# [WHAT YOU SHOULD DO]
Filter these entries, keeping only lines that hold the word "こうばいせいさ".
Top of RECORDS FOR THIS TASK
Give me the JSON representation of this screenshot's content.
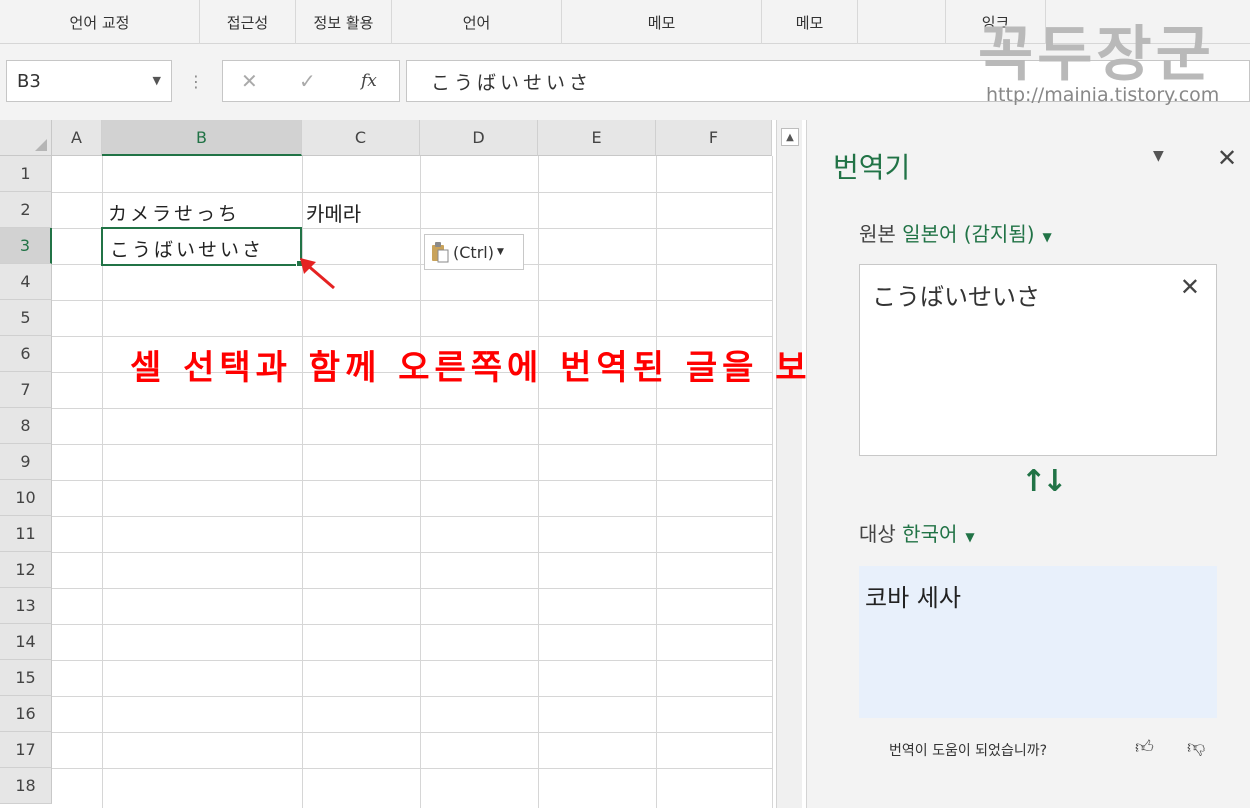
{
  "ribbon": {
    "groups": [
      "언어 교정",
      "접근성",
      "정보 활용",
      "언어",
      "메모",
      "메모",
      "",
      "잉크"
    ]
  },
  "formula_bar": {
    "name_box": "B3",
    "cancel_icon": "✕",
    "enter_icon": "✓",
    "fx_label": "fx",
    "content": "こうばいせいさ"
  },
  "watermark": {
    "title": "꼭두장군",
    "url": "http://mainia.tistory.com"
  },
  "sheet": {
    "columns": [
      "A",
      "B",
      "C",
      "D",
      "E",
      "F"
    ],
    "rows": [
      "1",
      "2",
      "3",
      "4",
      "5",
      "6",
      "7",
      "8",
      "9",
      "10",
      "11",
      "12",
      "13",
      "14",
      "15",
      "16",
      "17",
      "18"
    ],
    "selected_column": "B",
    "selected_row": "3",
    "cells": {
      "B2": "カメラせっち",
      "C2": "카메라",
      "B3": "こうばいせいさ"
    },
    "paste_options_label": "(Ctrl)"
  },
  "annotation": {
    "text": "셀 선택과 함께 오른쪽에 번역된 글을 보여 준다."
  },
  "translator": {
    "title": "번역기",
    "source_label": "원본",
    "source_lang": "일본어 (감지됨)",
    "source_text": "こうばいせいさ",
    "target_label": "대상",
    "target_lang": "한국어",
    "target_text": "코바 세사",
    "feedback_question": "번역이 도움이 되었습니까?"
  },
  "colors": {
    "accent": "#217346",
    "annotation": "#ff0000",
    "target_bg": "#e8f0fb"
  }
}
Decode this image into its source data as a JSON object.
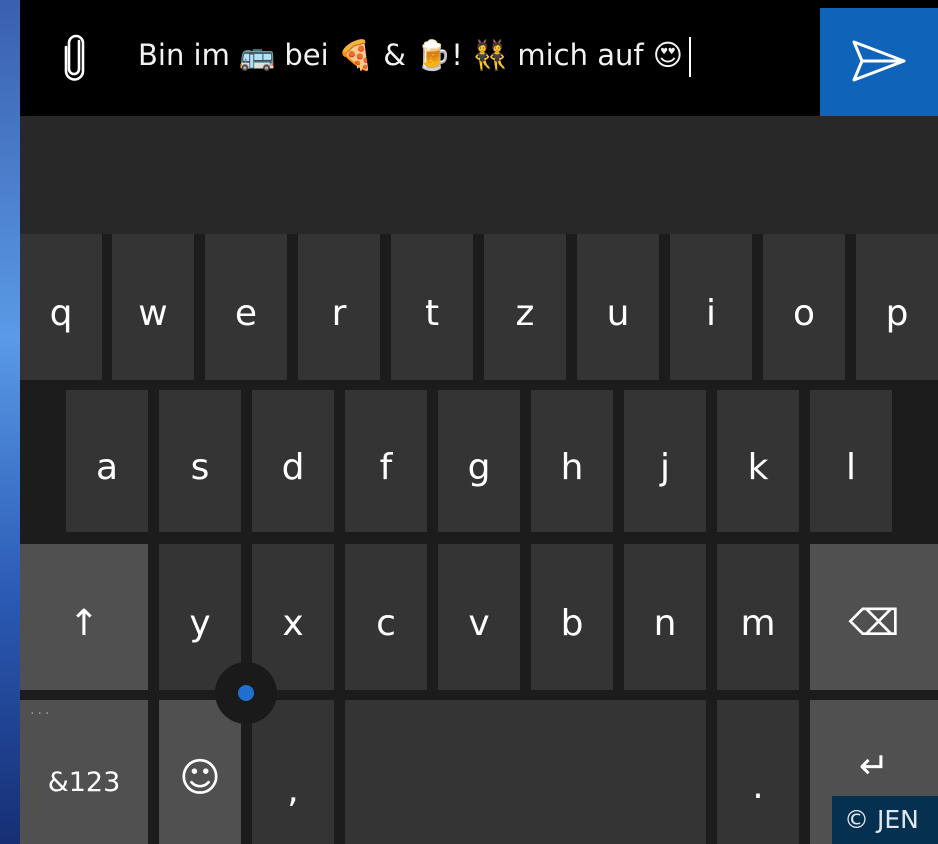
{
  "message": {
    "text": "Bin im 🚌 bei 🍕 & 🍺! 👯 mich auf 😍",
    "attach_icon": "paperclip-icon",
    "send_icon": "send-icon",
    "send_color": "#0f63b8"
  },
  "keyboard": {
    "row1": [
      "q",
      "w",
      "e",
      "r",
      "t",
      "z",
      "u",
      "i",
      "o",
      "p"
    ],
    "row2": [
      "a",
      "s",
      "d",
      "f",
      "g",
      "h",
      "j",
      "k",
      "l"
    ],
    "row3": [
      "y",
      "x",
      "c",
      "v",
      "b",
      "n",
      "m"
    ],
    "shift": "↑",
    "backspace": "⌫",
    "symbols": "&123",
    "emoji": "☺",
    "comma": ",",
    "period": ".",
    "enter": "↵"
  },
  "watermark": "© JEN"
}
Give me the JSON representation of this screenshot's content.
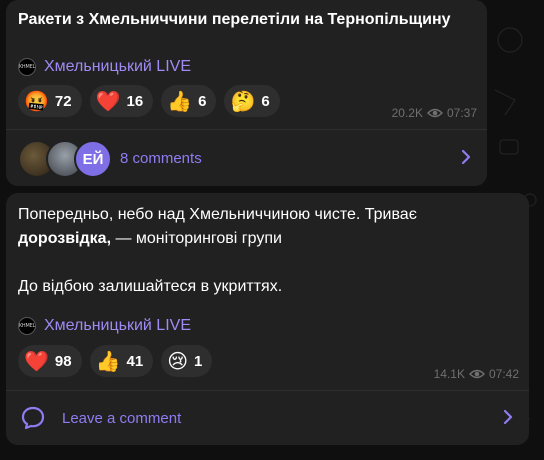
{
  "posts": [
    {
      "text": "Ракети з Хмельниччини перелетіли на Тернопільщину",
      "channel": "Хмельницький LIVE",
      "logo_text": "KHMEL",
      "reactions": [
        {
          "emoji": "🤬",
          "count": "72"
        },
        {
          "emoji": "❤️",
          "count": "16"
        },
        {
          "emoji": "👍",
          "count": "6"
        },
        {
          "emoji": "🤔",
          "count": "6"
        }
      ],
      "views": "20.2K",
      "time": "07:37",
      "avatar3_text": "ЕЙ",
      "comments_label": "8 comments"
    },
    {
      "text_line1": "Попередньо, небо над Хмельниччиною чисте. Триває",
      "text_line2_bold": "дорозвідка,",
      "text_line2_rest": " — моніторингові групи",
      "text_line3": "До відбою залишайтеся в укриттях.",
      "channel": "Хмельницький LIVE",
      "logo_text": "KHMEL",
      "reactions": [
        {
          "emoji": "❤️",
          "count": "98"
        },
        {
          "emoji": "👍",
          "count": "41"
        },
        {
          "emoji": "😢",
          "count": "1"
        }
      ],
      "views": "14.1K",
      "time": "07:42",
      "comments_label": "Leave a comment"
    }
  ],
  "colors": {
    "background": "#0f0f0f",
    "bubble": "#212121",
    "accent": "#8f7cf2",
    "meta": "#6f6f6f"
  }
}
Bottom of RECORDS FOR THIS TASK
# [REPLY TO THE TASK]
    "content": "こうばいせいさ"
      "B3": "こうばいせいさ"
    "source_text": "こうばいせいさ",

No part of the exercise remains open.